Soldiers are on the streets and heavy gunfire has been heard near the main military camp and residential areas of Burkina Faso’s capital.
A large blast also rang out on Friday near the presidential palace where soldiers took up positions.
Soldiers were seen along the main avenue leading to the presidential palace, administrative buildings and the national television station, which stopped broadcasting. Journalists said state television instead showed a blank screen saying “no video signal”.
Several main roads in Ouagadougou were blocked by troops. A spokesman for the military government that seized power in January was unreachable.
It was not clear yet if this was a coup attempt, but it bore the hallmarks of other power grabs that have swept across West and Central Africa over the past two years.
No public announcement about the motivation behind the troop movements in Ouagadougou was given.
Ornella Moderan, a Sahel security analyst, said a lot of rumors were flowing on social media amid the confusion of what is happening.
“There has been mounting tensions among the society and the military, but it’s way too early to tell what is going on,” Moderan told Al Jazeera. “The situation is extremely complex. Burkina Faso is not confronting a security situation on its own, it’s affecting the whole region.”
Reporting from Saint Louis in Senegal in West Africa, Al Jazeera’s Nicolas Haque said there was a sense of panic across the capital.
“All the streets leading to the presidential palace, the parliament, and the constitutional court are being manned by soldiers. People who have tried to approach these areas have been told to return and move away,” he said.
‘A lot of confusion’
Violence has raged in Burkina Faso since Lieutenant Colonel Paul-Henri Sandaogo Damiba seized power in a coup in January, toppling the West African country’s elected leader.
“Late at night, around 3am, gunfire erupted in the capital as the president of transition, who took over in January, was in the presidential palace. There is no word about him nor his whereabouts,” said Haque.
“There is a lot of confusion about who is in charge and who is behind what we are seeing in Ouagadougou.”
In his first statement after the January coup, Damiba, often seen in public in military fatigues and aviator sunglasses, pledged to restore security.
More than 40 percent of Burkina Faso, a former French colony, is now outside government control. In recent years, violence by armed groups has spilled over into the Ivory Coast and Togo.
The military takeover was largely celebrated by civilians fed up with former President Roch Kabore’s civilian government that was unable to rein in fighters who have killed thousands of civilians in recent years and taken over large parts of the north and east.
But attacks in the impoverished West African country have worsened and the army is in disarray.
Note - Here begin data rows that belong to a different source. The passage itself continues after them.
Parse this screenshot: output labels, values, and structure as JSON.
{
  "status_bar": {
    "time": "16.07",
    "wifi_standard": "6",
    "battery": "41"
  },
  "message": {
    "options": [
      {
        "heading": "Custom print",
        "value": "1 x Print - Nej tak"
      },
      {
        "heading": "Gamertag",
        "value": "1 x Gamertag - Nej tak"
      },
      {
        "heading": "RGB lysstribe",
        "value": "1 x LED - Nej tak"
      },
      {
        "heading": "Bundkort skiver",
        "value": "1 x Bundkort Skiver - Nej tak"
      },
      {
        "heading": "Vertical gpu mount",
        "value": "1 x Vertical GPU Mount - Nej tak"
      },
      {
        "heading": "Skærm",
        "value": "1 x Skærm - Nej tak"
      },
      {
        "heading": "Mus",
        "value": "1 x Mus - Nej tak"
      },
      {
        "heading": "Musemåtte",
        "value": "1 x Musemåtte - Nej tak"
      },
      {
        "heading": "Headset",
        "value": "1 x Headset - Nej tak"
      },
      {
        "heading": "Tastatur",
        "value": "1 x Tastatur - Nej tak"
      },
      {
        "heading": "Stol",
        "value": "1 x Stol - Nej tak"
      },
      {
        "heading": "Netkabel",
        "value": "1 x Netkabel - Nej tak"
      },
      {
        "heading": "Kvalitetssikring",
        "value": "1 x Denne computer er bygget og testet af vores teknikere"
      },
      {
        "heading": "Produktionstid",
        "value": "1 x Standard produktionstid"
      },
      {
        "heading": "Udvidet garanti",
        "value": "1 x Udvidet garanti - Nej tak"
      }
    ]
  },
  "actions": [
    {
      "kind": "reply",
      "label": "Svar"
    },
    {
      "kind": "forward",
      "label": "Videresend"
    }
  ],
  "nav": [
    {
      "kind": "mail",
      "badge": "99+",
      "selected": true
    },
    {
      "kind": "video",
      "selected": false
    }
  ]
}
The rank and file, which gave Damiba their support in January, have grown frustrated at the lack of progress, security sources say.
Epicenter of violence
Friday’s developments come two days after Burkina Faso’s government said at least 11 soldiers were killed and 50 civilians were missing after fighters attacked a 150-vehicle military-escorted convoy taking supplies to a northern town.
In a statement on Tuesday, the government said the assault took place on Monday in the commune of Gaskinde in Soum province, where armed groups linked to al-Qaeda and ISIL (ISIS) have escalated attacks and seized territory since 2015.
As in neighboring countries, fighters affiliated with al-Qaeda and ISIL have stoked the unrest, even after Damiba earlier this month sacked his defense minister and assumed the role himself.
Fighters have blockaded areas of the north, leaving communities stranded. Government convoys and air drops deliver essential goods to trapped civilians.
Much of the country has become ungovernable since 2018. Millions have fled their homes, fearing further raids by gunmen who frequently descend on rural communities on motorbikes. Thousands have been killed in attacks.
Burkina Faso has become the epicenter of the violence that began in neighboring Mali in 2012 but which has since spread across the arid expanse of the Sahel region south of the Sahara Desert.
As well as Burkina Faso, Mali, Chad, and Guinea have all seen coups since 2020, raising fears about a backslide towards military rule in a region that has made democratic progress in recent decades.